I would like to give you one explanation that comes from my field of activity. It has to do with the design of human-computer-interaction or better: human-automation-interaction. Very often tasks are too complicated to be fully automated. At certain points of the solution process the user has to be incorporated.
Researchers found that a "mixed initiative interaction" is most suitable for this type of tasks. In mixed initiative interaction the system acts an an "agent", that is as an equal partner to discuss with during the solution process. This strategy aims to support and encourage the human decision making and problem solving skills.
With the concept of mixed initiative interaction in mind, the human-like communication style in user interfaces can be explained. It is often the most intuitive way to simulate the artificial agent working on a task together with the user. Below you find an article on this topic. It contains an example (the software "Lookout"), where human and computer negotiate about appointments. The user states his preferences, the computer checks the calender and confirms or makes alternative suggestions. The communication style of human agents is used, for example the artificial agent says: "You will be busy at that date, should I suggest another date?" This contributes to a natural flow of information exchange between two agents that aims to find a solution that is acceptable for both parties.
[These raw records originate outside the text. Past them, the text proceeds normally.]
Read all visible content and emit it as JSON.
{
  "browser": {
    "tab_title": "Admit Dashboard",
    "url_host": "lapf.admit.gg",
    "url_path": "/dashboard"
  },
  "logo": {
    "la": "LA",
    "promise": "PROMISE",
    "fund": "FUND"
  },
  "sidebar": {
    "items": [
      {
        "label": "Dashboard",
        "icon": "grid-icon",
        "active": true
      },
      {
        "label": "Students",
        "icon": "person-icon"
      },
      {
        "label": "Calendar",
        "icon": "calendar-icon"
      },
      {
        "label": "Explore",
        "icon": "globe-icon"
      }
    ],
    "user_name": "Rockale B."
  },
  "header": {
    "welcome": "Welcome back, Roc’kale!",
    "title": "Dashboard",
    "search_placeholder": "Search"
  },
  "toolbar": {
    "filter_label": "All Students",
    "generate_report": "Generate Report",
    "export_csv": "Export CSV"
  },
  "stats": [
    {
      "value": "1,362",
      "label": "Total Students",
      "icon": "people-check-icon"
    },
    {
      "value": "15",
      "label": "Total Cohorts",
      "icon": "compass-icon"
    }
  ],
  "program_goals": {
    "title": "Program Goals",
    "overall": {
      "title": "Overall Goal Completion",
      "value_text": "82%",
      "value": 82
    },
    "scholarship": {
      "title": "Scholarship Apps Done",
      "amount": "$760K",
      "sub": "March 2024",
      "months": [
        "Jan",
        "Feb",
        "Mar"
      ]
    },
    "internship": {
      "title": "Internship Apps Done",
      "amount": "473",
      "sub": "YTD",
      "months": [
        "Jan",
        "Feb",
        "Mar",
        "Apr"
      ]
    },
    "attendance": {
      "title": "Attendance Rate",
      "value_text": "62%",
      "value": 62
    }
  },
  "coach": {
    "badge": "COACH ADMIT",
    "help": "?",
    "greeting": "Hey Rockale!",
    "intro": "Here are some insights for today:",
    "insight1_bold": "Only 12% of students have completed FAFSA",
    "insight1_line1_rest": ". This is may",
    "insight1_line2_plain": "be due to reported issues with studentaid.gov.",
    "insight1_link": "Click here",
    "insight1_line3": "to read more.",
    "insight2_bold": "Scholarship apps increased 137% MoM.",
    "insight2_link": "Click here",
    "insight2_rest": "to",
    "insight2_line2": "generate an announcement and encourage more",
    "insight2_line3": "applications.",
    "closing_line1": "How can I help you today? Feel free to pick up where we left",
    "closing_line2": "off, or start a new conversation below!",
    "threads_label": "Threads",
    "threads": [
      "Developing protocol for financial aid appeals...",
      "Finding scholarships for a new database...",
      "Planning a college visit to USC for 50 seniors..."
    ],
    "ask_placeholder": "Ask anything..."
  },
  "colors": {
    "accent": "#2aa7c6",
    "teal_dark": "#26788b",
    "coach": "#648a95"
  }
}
Summarizing, you can simulate a personality if human computer collaboration is essential for accomplishing a task and if a human-like dialog supports the human decision making process. Depending on the particular application there can be different ways to design mixed initiative interaction.
The cash machine example can be related to mixed initiative design as follows:
- At the point where the message appears the successful completion of the task not only depends on the machine, but also on the user, because the transaction cannot be completed if the user interrupts the machine or if he goes away.
- Therefore the user has to be prompted to wait and in order to make this comprehensible a reason has to be given ("the server has to be contacted").
- The I-perspective further increases the trust in the system and the confidence in a successful completion: It leads to the mental model "Ok, there is an agent doing its best to provide the desired service to me, I do what he asks from me". It also reduces the technical nature of the message. If the message was for example "Please wait, the system has to contact the server", the technical nature of the message could intimidate the user, he could even take it for a problem.
Reference: Hearst, M. A. (1999), 'Trends & Controversies: Mixed-initiative interaction.', IEEE Intelligent Systems 14 (5) , 14-23 .